> _Your instructions_:
Where does the word "this" show up in the records? Copy every line that holds it.

=====

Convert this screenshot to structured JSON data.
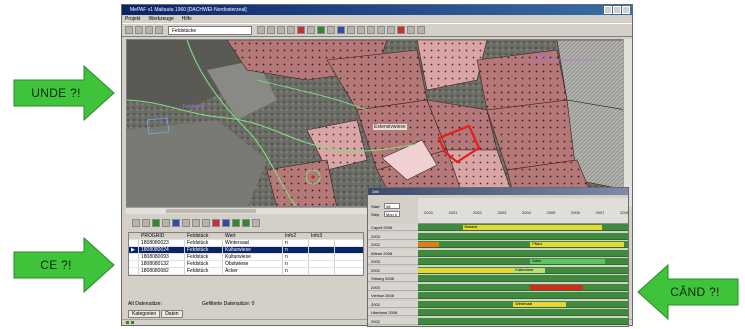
{
  "arrows": {
    "unde": "UNDE ?!",
    "ce": "CE ?!",
    "cand": "CÂND ?!"
  },
  "colors": {
    "arrow_green": "#3ec33a",
    "selection": "#0a246a",
    "parcel_pink": "#c98a8a",
    "highlight_red": "#e81c1c",
    "gantt_green": "#3f8a3f",
    "bar_yellow": "#e6d832",
    "bar_red": "#d42a1a",
    "bar_orange": "#e27a18"
  },
  "app": {
    "title": "MePAF v1 Maltauta 1960 [DACHWEI-Nordosterzeal]",
    "menu": [
      "Projekt",
      "Werkzeuge",
      "Hilfe"
    ],
    "layer_select": "Feldstücke",
    "map_labels": {
      "label_1": "Feldstück",
      "label_2": "Extensivwiese",
      "label_3": "Kultur"
    }
  },
  "grid": {
    "columns": [
      "PROGRID",
      "Feldstück",
      "Wert",
      "Info2",
      "Info3"
    ],
    "rows": [
      {
        "id": "1808080023",
        "a": "Feldstück",
        "b": "Wintersaat",
        "c": "n"
      },
      {
        "id": "1808080024",
        "a": "Feldstück",
        "b": "Kulturwiese",
        "c": "n"
      },
      {
        "id": "1808080093",
        "a": "Feldstück",
        "b": "Kulturwiese",
        "c": "n"
      },
      {
        "id": "1808080132",
        "a": "Feldstück",
        "b": "Obstwiese",
        "c": "n"
      },
      {
        "id": "1808080082",
        "a": "Feldstück",
        "b": "Acker",
        "c": "n"
      }
    ],
    "status_left": "Alt Datensätze:",
    "status_right": "Gefilterte Datensätze: 0",
    "tabs": [
      "Kategorien",
      "Daten"
    ]
  },
  "gantt": {
    "title": "Zeit",
    "controls": {
      "start_label": "Start",
      "start_value": "08",
      "step_label": "Step",
      "step_value": "Mon 0"
    },
    "ticks": [
      "2000",
      "2001",
      "2002",
      "2003",
      "2004",
      "2005",
      "2006",
      "2007",
      "2008"
    ],
    "rows": [
      {
        "label": "Capell  2008",
        "bars": [
          {
            "c": "#e6d832",
            "s": 0.21,
            "e": 0.87,
            "t": "Bestand"
          }
        ]
      },
      {
        "label": "   2003",
        "bars": []
      },
      {
        "label": "   2002",
        "bars": [
          {
            "c": "#e27a18",
            "s": 0.0,
            "e": 0.1,
            "t": ""
          },
          {
            "c": "#e6d832",
            "s": 0.53,
            "e": 0.97,
            "t": "Pflanz"
          }
        ]
      },
      {
        "label": "Wiese  2008",
        "bars": []
      },
      {
        "label": "   2003",
        "bars": [
          {
            "c": "#5cc45c",
            "s": 0.53,
            "e": 0.88,
            "t": "Acker"
          }
        ]
      },
      {
        "label": "   2002",
        "bars": [
          {
            "c": "#e6d832",
            "s": 0.0,
            "e": 0.47,
            "t": ""
          },
          {
            "c": "#b8e070",
            "s": 0.45,
            "e": 0.6,
            "t": "Kulturwiese"
          }
        ]
      },
      {
        "label": "Strkarg  2008",
        "bars": []
      },
      {
        "label": "   2003",
        "bars": [
          {
            "c": "#d42a1a",
            "s": 0.53,
            "e": 0.78,
            "t": ""
          }
        ]
      },
      {
        "label": "Viehsw  2008",
        "bars": []
      },
      {
        "label": "   2002",
        "bars": [
          {
            "c": "#e6d832",
            "s": 0.45,
            "e": 0.7,
            "t": "Wintersaat"
          }
        ]
      },
      {
        "label": "Uberland  2008",
        "bars": []
      },
      {
        "label": "   2002",
        "bars": []
      }
    ]
  }
}
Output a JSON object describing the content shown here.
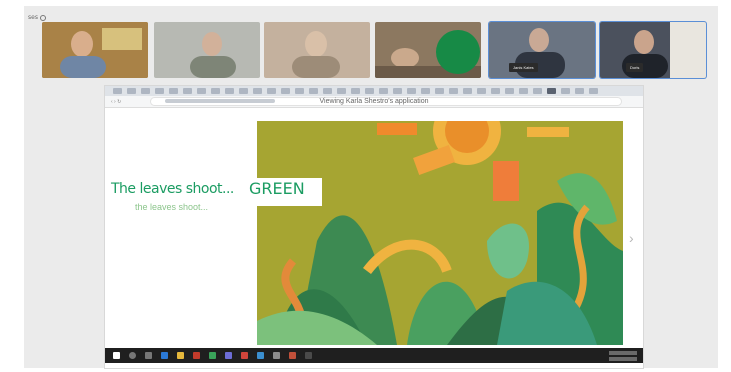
{
  "window": {
    "corner_label": "ses"
  },
  "participants": [
    {
      "name": "",
      "bg": "#8c6a3f"
    },
    {
      "name": "",
      "bg": "#a7a9a4"
    },
    {
      "name": "",
      "bg": "#b29c86"
    },
    {
      "name": "",
      "bg": "#8f7a60"
    },
    {
      "name": "Janis Kates",
      "bg": "#5b6370"
    },
    {
      "name": "Doris",
      "bg": "#3e4450"
    }
  ],
  "shared_screen": {
    "banner": "Viewing Karla Shestro's application",
    "slide": {
      "line1": "The leaves shoot...",
      "line1_emphasis": "GREEN",
      "line2": "the leaves shoot..."
    },
    "colors": {
      "accent": "#1b9c62",
      "art_bg": "#a6a532",
      "green_dot": "#178a46"
    }
  },
  "icons": [
    "settings-ring-icon",
    "next-arrow-icon",
    "windows-start-icon"
  ]
}
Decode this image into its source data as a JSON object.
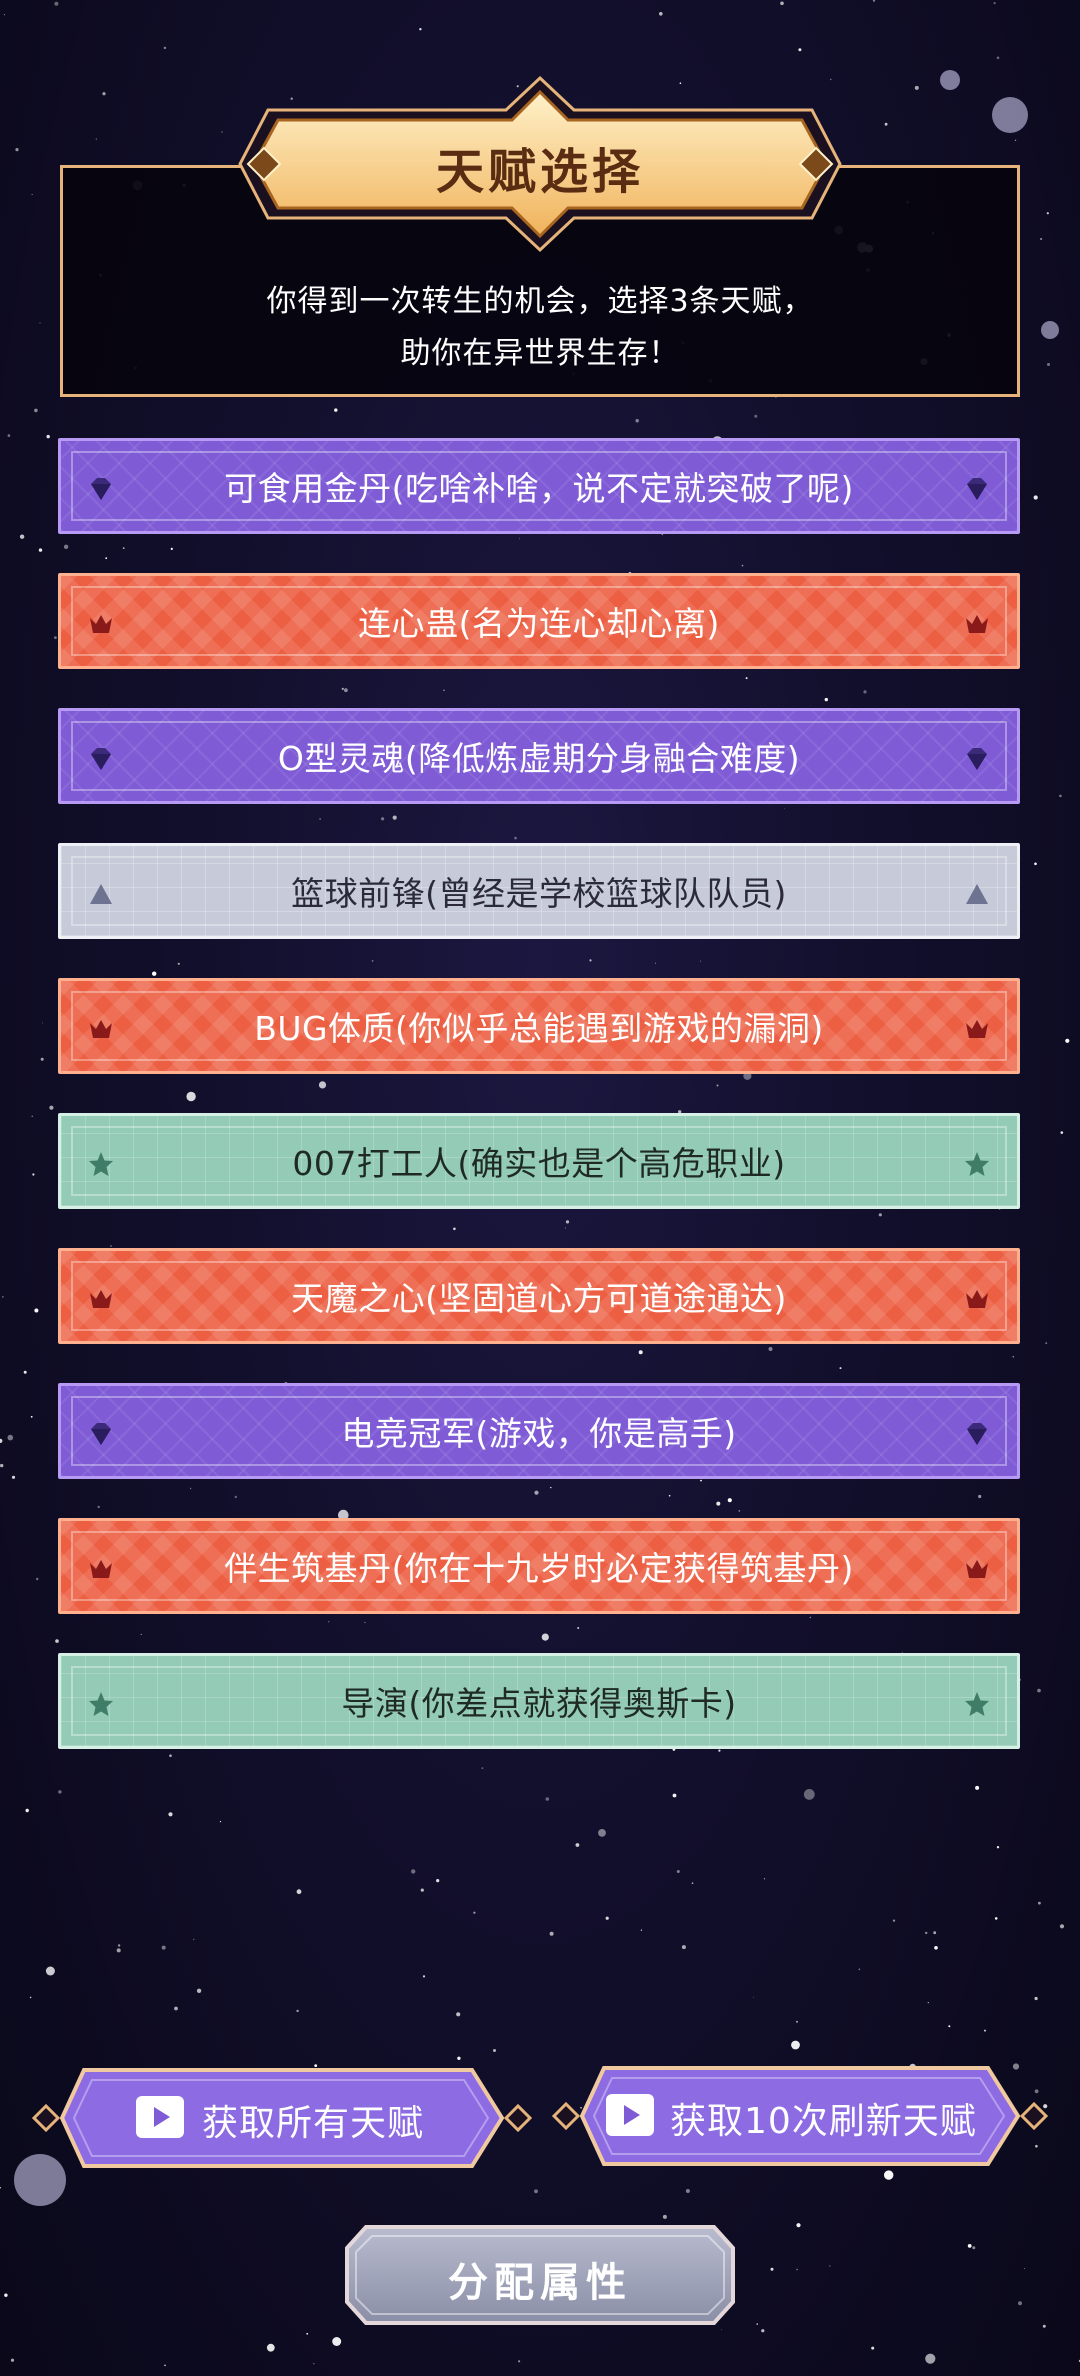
{
  "header": {
    "title": "天赋选择",
    "description_line1": "你得到一次转生的机会，选择3条天赋，",
    "description_line2": "助你在异世界生存！"
  },
  "talents": [
    {
      "label": "可食用金丹(吃啥补啥，说不定就突破了呢)",
      "tier": "purple",
      "icon": "gem-icon"
    },
    {
      "label": "连心蛊(名为连心却心离)",
      "tier": "orange",
      "icon": "crown-icon"
    },
    {
      "label": "O型灵魂(降低炼虚期分身融合难度)",
      "tier": "purple",
      "icon": "gem-icon"
    },
    {
      "label": "篮球前锋(曾经是学校篮球队队员)",
      "tier": "gray",
      "icon": "triangle-icon"
    },
    {
      "label": "BUG体质(你似乎总能遇到游戏的漏洞)",
      "tier": "orange",
      "icon": "crown-icon"
    },
    {
      "label": "007打工人(确实也是个高危职业)",
      "tier": "green",
      "icon": "star-icon"
    },
    {
      "label": "天魔之心(坚固道心方可道途通达)",
      "tier": "orange",
      "icon": "crown-icon"
    },
    {
      "label": "电竞冠军(游戏，你是高手)",
      "tier": "purple",
      "icon": "gem-icon"
    },
    {
      "label": "伴生筑基丹(你在十九岁时必定获得筑基丹)",
      "tier": "orange",
      "icon": "crown-icon"
    },
    {
      "label": "导演(你差点就获得奥斯卡)",
      "tier": "green",
      "icon": "star-icon"
    }
  ],
  "buttons": {
    "get_all": "获取所有天赋",
    "refresh": "获取10次刷新天赋",
    "assign": "分配属性"
  },
  "colors": {
    "purple": "#7f5cd6",
    "orange": "#ec5f42",
    "gray": "#c7cad8",
    "green": "#93cbb6",
    "gold": "#e6b47a"
  }
}
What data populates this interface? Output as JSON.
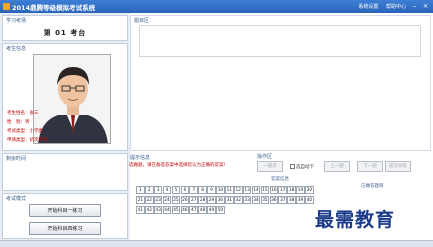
{
  "window": {
    "title": "2014鼎腾等级模拟考试系统",
    "menu": [
      "系统设置",
      "帮助中心"
    ],
    "controls": [
      "–",
      "×"
    ]
  },
  "panels": {
    "exam_seat_title": "学习考场",
    "candidate_info_title": "考生信息",
    "remaining_time_title": "剩余时间",
    "exam_mode_title": "考试模式",
    "question_area_title": "题目区",
    "hint_title": "提示信息",
    "operation_title": "操作区",
    "answer_info_title": "答案信息",
    "completed_title": "已做答题目"
  },
  "seat": {
    "label": "第 01 考台"
  },
  "candidate": {
    "name": "考生姓名：张三",
    "gender": "性　别：男",
    "exam_type": "考试类型：小学类",
    "apply_type": "申请类型：初次申请"
  },
  "hint": {
    "text": "选做题，请在备选答案中选择您认为正确的答案！"
  },
  "operation": {
    "first_button": "一题示",
    "auto_next_label": "选自动下",
    "prev_button": "上一题",
    "next_button": "下一题",
    "submit_button": "提交试卷"
  },
  "question_numbers": [
    1,
    2,
    3,
    4,
    5,
    6,
    7,
    8,
    9,
    10,
    11,
    12,
    13,
    14,
    15,
    16,
    17,
    18,
    19,
    20,
    21,
    22,
    23,
    24,
    25,
    26,
    27,
    28,
    29,
    30,
    31,
    32,
    33,
    34,
    35,
    36,
    37,
    38,
    39,
    40,
    41,
    42,
    43,
    44,
    45,
    46,
    47,
    48,
    49,
    50
  ],
  "modes": {
    "practice_one_by_one": "开始科目一练习",
    "practice_four": "开始科目四练习"
  },
  "watermark": "最需教育",
  "colors": {
    "titlebar": "#2a64b8",
    "hint_text": "#c00000",
    "panel_border": "#c3cfdd",
    "watermark": "#1a3a8a"
  }
}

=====

> _The answer_:
Convert this screenshot to structured JSON data.
Decode this image into its source data as a JSON object.
What data populates this interface? Output as JSON.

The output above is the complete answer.